Young poets aged 11-17 from all over the world are invited to enter this year's competition with a poem on any theme Attracting over 7,000 entries from all over world, the Foyle young poets of the...

View Article


Dear Boy by Emily Berry – review

This is a debut of sinful inventiveness and heartrending truth in which everyday life is surreally reimagined, writes Ben Wilkinson If one of the most liberating moments in a writer's life comes with...

View Article

From the Observer archive, 25 March 1979: Stephen Spender on the art of...

The poet and novelist considers the awe he inspires in others – for having met the likes of Eliot, Woolf and Sassoon If in company, I mention the name of a famous friend or acquaintance, dead or...

View Article

DH Lawrence's poetry 'ruined by censorship'

New edition of author's work reveals him as a talented war poet who attacked British imperialism DH Lawrence was an infamous victim of the censor as his sexually explicit novel Lady Chatterley's Lover...

View Article


Hill of Doors by Robin Robertson – review

Autobiography and myth are the themes of this collection, which contains poems as satisfying as novels Robin Robertson's fifth collection has been artfully organised.
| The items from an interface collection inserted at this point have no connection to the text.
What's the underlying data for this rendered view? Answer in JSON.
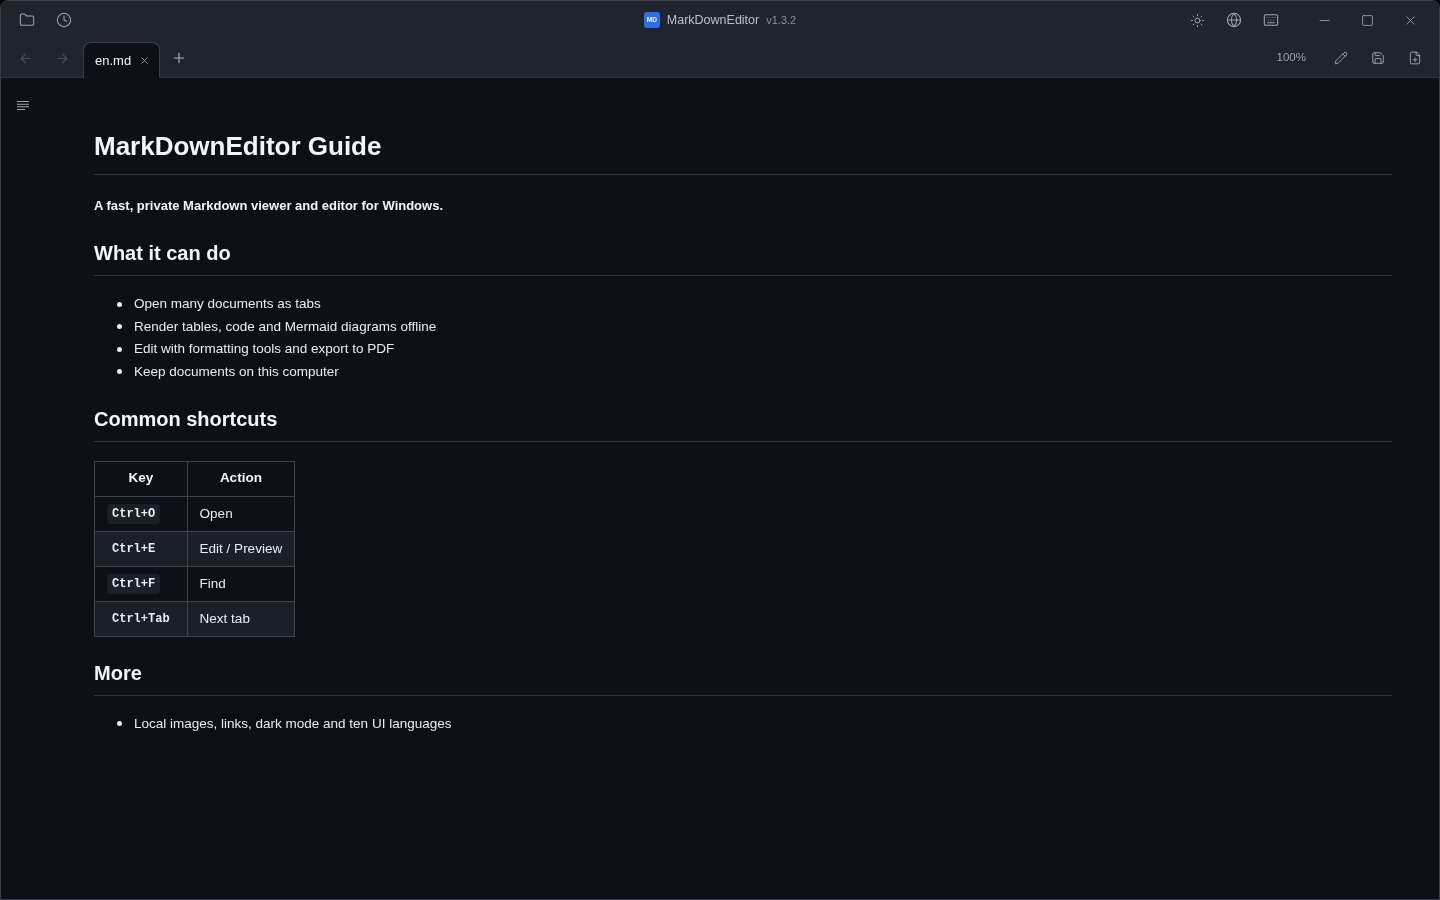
{
  "window": {
    "logo": "MD",
    "title": "MarkDownEditor",
    "version": "v1.3.2"
  },
  "navigation": [
    {
      "kind": "back",
      "disabled": true
    },
    {
      "kind": "forward",
      "disabled": true
    }
  ],
  "tabs": [
    {
      "label": "en.md",
      "selected": true
    }
  ],
  "toolbar": {
    "zoom": "100%"
  },
  "document": [
    {
      "kind": "h1",
      "text": "MarkDownEditor Guide"
    },
    {
      "kind": "paragraph",
      "bold": true,
      "text": "A fast, private Markdown viewer and editor for Windows."
    },
    {
      "kind": "h2",
      "text": "What it can do"
    },
    {
      "kind": "list",
      "items": [
        "Open many documents as tabs",
        "Render tables, code and Mermaid diagrams offline",
        "Edit with formatting tools and export to PDF",
        "Keep documents on this computer"
      ]
    },
    {
      "kind": "h2",
      "text": "Common shortcuts"
    },
    {
      "kind": "table",
      "columns": [
        "Key",
        "Action"
      ],
      "rows": [
        {
          "key": "Ctrl+O",
          "action": "Open"
        },
        {
          "key": "Ctrl+E",
          "action": "Edit / Preview"
        },
        {
          "key": "Ctrl+F",
          "action": "Find"
        },
        {
          "key": "Ctrl+Tab",
          "action": "Next tab"
        }
      ]
    },
    {
      "kind": "h2",
      "text": "More"
    },
    {
      "kind": "list",
      "items": [
        "Local images, links, dark mode and ten UI languages"
      ]
    }
  ]
}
He has shown in earlier work (for...

View Article

Poem of the week: Bird on a Briar by Anonymous

Whether sacred, profane – or both – the mystery of this poem remains immediately appealing some 700 years on This week's poem is among the earliest surviving English love lyrics. "Bird on a Briar" or,...

View Article
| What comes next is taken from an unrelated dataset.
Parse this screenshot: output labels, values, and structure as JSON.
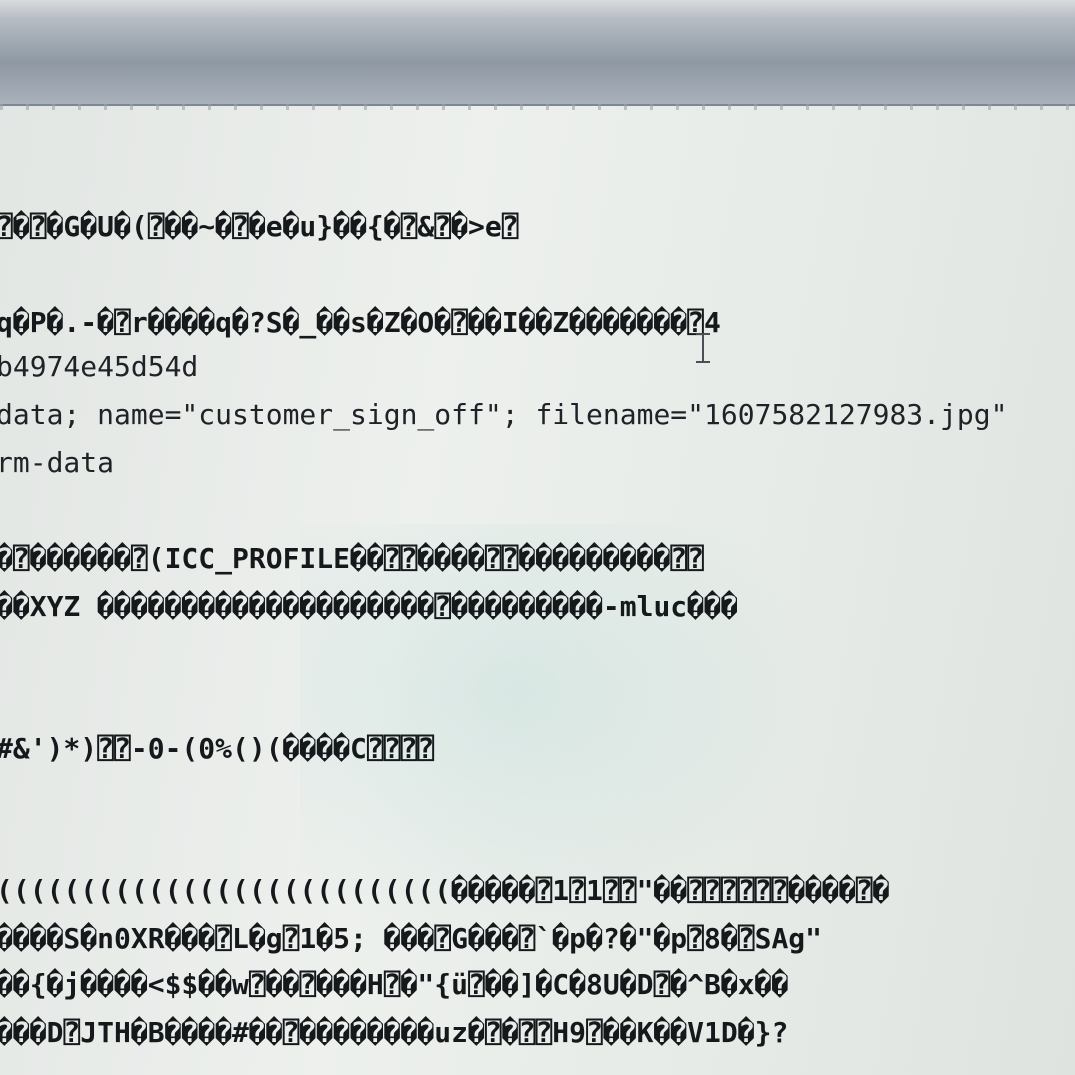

Kate Tempest wins Ted Hughes poetry prize for 'spoken story'

Young poet was recognised for Brand New Ancients, which reincarnates the gods of old in members of two London families Kate Tempest – one of the few well-known poets to have performed at Glastonbury...

View Article
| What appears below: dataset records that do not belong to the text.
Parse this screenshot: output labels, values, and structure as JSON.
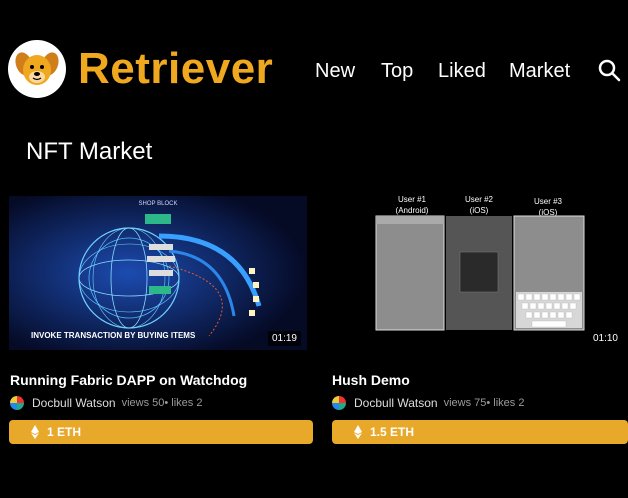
{
  "brand": {
    "name": "Retriever"
  },
  "nav": {
    "items": [
      "New",
      "Top",
      "Liked",
      "Market"
    ]
  },
  "page": {
    "title": "NFT Market"
  },
  "cards": [
    {
      "title": "Running Fabric DAPP on Watchdog",
      "duration": "01:19",
      "author": "Docbull Watson",
      "stats": "views 50• likes 2",
      "price": "1 ETH",
      "thumb_text": {
        "header": "SHOP BLOCK",
        "caption": "INVOKE TRANSACTION BY BUYING ITEMS"
      }
    },
    {
      "title": "Hush Demo",
      "duration": "01:10",
      "author": "Docbull Watson",
      "stats": "views 75• likes 2",
      "price": "1.5 ETH",
      "thumb_text": {
        "users": [
          {
            "name": "User #1",
            "platform": "(Android)"
          },
          {
            "name": "User #2",
            "platform": "(iOS)"
          },
          {
            "name": "User #3",
            "platform": "(iOS)"
          }
        ]
      }
    }
  ],
  "colors": {
    "accent": "#e8a92a",
    "brand": "#f0a81e",
    "background": "#000000"
  }
}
First world war poem wins National Poetry Competition 2013

Patricia McCarthy wins £5,000 prize and comparisons with Wilfred Own and Siegfried SassoonClick here to read the winning poem A poem inspired by her late mother's stories of the first world war, which...

View Article

National Poetry Competition 2013: The winning poem

Read the unexpected picture of the first world war painted by the winner of this year's £5,000 prize Clothes that escaped the Great War by Patricia McCarthy Not the familiar ghosts: the shaggy dog of...

View Article

50 Shades of Pam Ayres pastiche. Join the BDSM fun

Her take on EL James isn't really hers, alas. But different poets taking command of Christian and Ana sounds like fun. Who wants to play? So the "Pam Ayres" Fifty Shades of Grey poem isn't by Pam...

View Article


Nick Laird: It is necessary to spell your poetry correctly

No pictures, frost or footnotes in your submissions please, begs National Poetry Competition judge Nick Laird I spent a few weeks recently reading through 10,000 of the 13,000 entries for the National...

View Article

Simon Armitage: a poetic pilgrimage around Devon and Cornwall

He did it two years ago, walking the Pennine Way, but will the poet be as successful when he travels around the south-west of England this summer, with nothing but poetry for tender? After walking the...

View Article

Spring: where has it gone?

This long and bitter winter has tested the resilience of life all across the land, from lambing ewes to hatching birds and buds. But what of its toll on us? A hall of fame for creatures able to...

View Article


Paul Muldoon: a life in poetry

I'm interested in what can be done with words, but I like to jazz things up a bit Collecting lyrics from the more literary end of pop songwriting into a book is nothing new. In recent years Leonard...

View Article

Poem of the week: When that I was and a little tiny boy by William Shakespeare

For 1 April, a sonorous refrain from one of literature's most plaintive fools, making plain the shadows behind the japes It's not often that April Fool's Day and "Poem of the week Monday" coincide. So...

View Article